Data:
★ ★ ★ ★ ★

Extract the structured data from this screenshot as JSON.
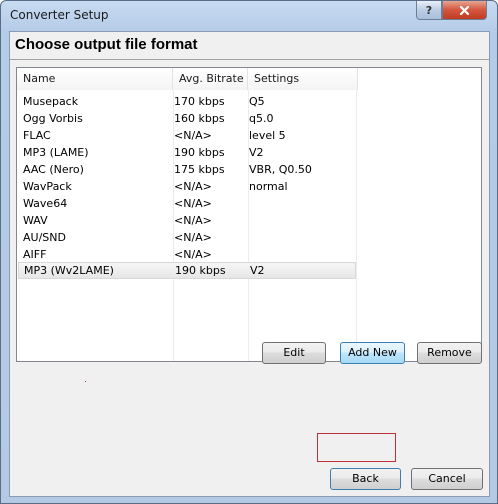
{
  "window": {
    "title": "Converter Setup",
    "help_label": "?",
    "close_icon": "close-icon"
  },
  "heading": "Choose output file format",
  "list": {
    "columns": [
      "Name",
      "Avg. Bitrate",
      "Settings"
    ],
    "rows": [
      [
        "Musepack",
        "170 kbps",
        "Q5"
      ],
      [
        "Ogg Vorbis",
        "160 kbps",
        "q5.0"
      ],
      [
        "FLAC",
        "<N/A>",
        "level 5"
      ],
      [
        "MP3 (LAME)",
        "190 kbps",
        "V2"
      ],
      [
        "AAC (Nero)",
        "175 kbps",
        "VBR, Q0.50"
      ],
      [
        "WavPack",
        "<N/A>",
        "normal"
      ],
      [
        "Wave64",
        "<N/A>",
        ""
      ],
      [
        "WAV",
        "<N/A>",
        ""
      ],
      [
        "AU/SND",
        "<N/A>",
        ""
      ],
      [
        "AIFF",
        "<N/A>",
        ""
      ],
      [
        "MP3 (Wv2LAME)",
        "190 kbps",
        "V2"
      ]
    ],
    "selected_index": 10
  },
  "buttons": {
    "edit": "Edit",
    "add_new": "Add New",
    "remove": "Remove",
    "back": "Back",
    "cancel": "Cancel"
  },
  "colors": {
    "accent": "#3c7fb1",
    "highlight_box": "#c0303a",
    "close": "#c13a22"
  }
}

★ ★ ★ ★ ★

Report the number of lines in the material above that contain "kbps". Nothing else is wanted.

5